On portfolio problems, you may not give or receive help from anyone except the instructor.
Accessibility Services etc.
Students requesting disability-related accommodations and services for this course are encouraged to schedule a phone/video meeting with me as early in the term as possible. This conversation will help to establish what supports are built into my online course. In order for accommodations to be authorized, students are required to consult with Student Accessibility Services (SAS; email@example.com; SAS website; 603-646-9900) and to email me their SAS accommodation form. We will then work together with SAS if accommodations need to be modified based on the online learning environment. If students have questions about whether they are eligible for accommodations, they should contact the SAS office. All inquiries and discussions will remain confidential.
The academic environment at Dartmouth is challenging, our terms are intensive, and classes are not the only demanding part of your life. There are a number of resources available to you on campus to support your wellness, including your undergraduate dean (http://www.dartmouth.edu/~upperde), Counseling and Human Development (http://www.dartmouth.edu/~chd/), and the Student Wellness Center (http://www.dartmouth.edu/~healthed/).
Some students may wish to take part in religious observances that occur during this academic term. If you have a religious observance that conflicts with your participation in the course, please meet with your instructor before the end of the second week of the term to discuss appropriate accommodations.
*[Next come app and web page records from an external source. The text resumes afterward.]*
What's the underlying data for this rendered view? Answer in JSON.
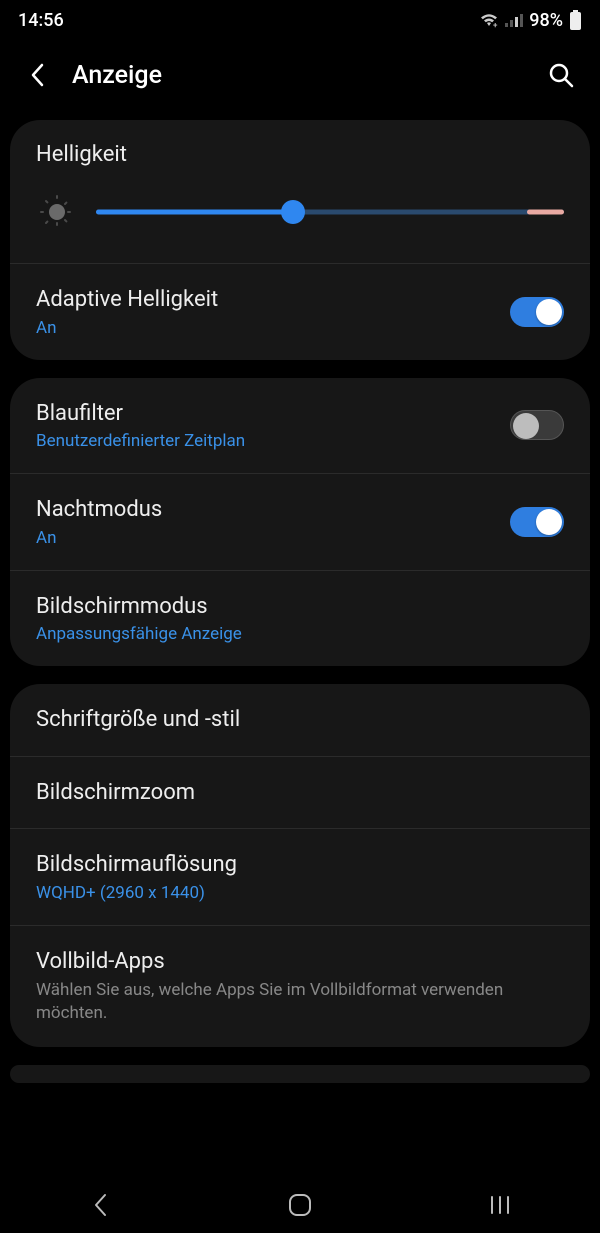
{
  "status": {
    "time": "14:56",
    "battery": "98%"
  },
  "header": {
    "title": "Anzeige"
  },
  "brightness": {
    "title": "Helligkeit",
    "value_pct": 42,
    "warn_from_pct": 92
  },
  "items": {
    "adaptive": {
      "label": "Adaptive Helligkeit",
      "sub": "An",
      "on": true
    },
    "bluefilter": {
      "label": "Blaufilter",
      "sub": "Benutzerdefinierter Zeitplan",
      "on": false
    },
    "nightmode": {
      "label": "Nachtmodus",
      "sub": "An",
      "on": true
    },
    "screenmode": {
      "label": "Bildschirmmodus",
      "sub": "Anpassungsfähige Anzeige"
    },
    "font": {
      "label": "Schriftgröße und -stil"
    },
    "zoom": {
      "label": "Bildschirmzoom"
    },
    "resolution": {
      "label": "Bildschirmauflösung",
      "sub": "WQHD+ (2960 x 1440)"
    },
    "fullscreen": {
      "label": "Vollbild-Apps",
      "desc": "Wählen Sie aus, welche Apps Sie im Vollbildformat verwenden möchten."
    }
  }
}
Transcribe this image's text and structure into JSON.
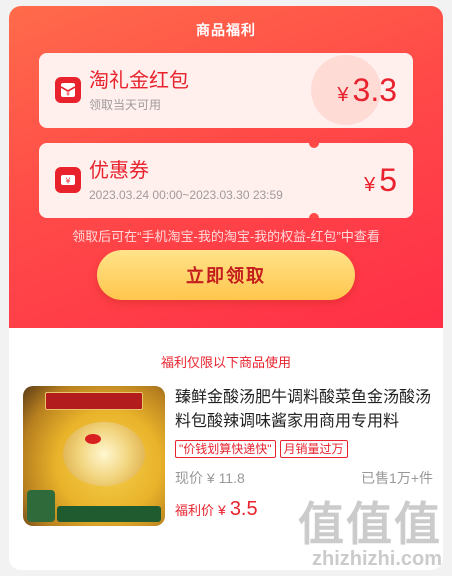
{
  "hero": {
    "title": "商品福利",
    "coupons": [
      {
        "title": "淘礼金红包",
        "subtitle": "领取当天可用",
        "currency": "¥",
        "amount": "3.3",
        "icon": "red-envelope-icon"
      },
      {
        "title": "优惠券",
        "subtitle": "2023.03.24 00:00~2023.03.30 23:59",
        "currency": "¥",
        "amount": "5",
        "icon": "coupon-ticket-icon"
      }
    ],
    "note": "领取后可在“手机淘宝-我的淘宝-我的权益-红包”中查看",
    "cta_label": "立即领取"
  },
  "section_label": "福利仅限以下商品使用",
  "product": {
    "title": "臻鲜金酸汤肥牛调料酸菜鱼金汤酸汤料包酸辣调味酱家用商用专用料",
    "tags": [
      "\"价钱划算快递快\"",
      "月销量过万"
    ],
    "current_price": "现价 ¥ 11.8",
    "sold": "已售1万+件",
    "benefit_label": "福利价",
    "benefit_currency": "¥",
    "benefit_price": "3.5"
  },
  "watermark": {
    "big": "值值值",
    "small": "zhizhizhi.com"
  },
  "colors": {
    "accent": "#e8232e",
    "hero_bg": "#ff4a48",
    "cta_bg": "#ffd066"
  }
}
The syllabus page shows a table-oriented view of the course schedule, and the basics of course grading. You can add any other comments, notes, or thoughts you have about the course structure, course policies or anything else.
To add some comments, click the "Edit" link at the top.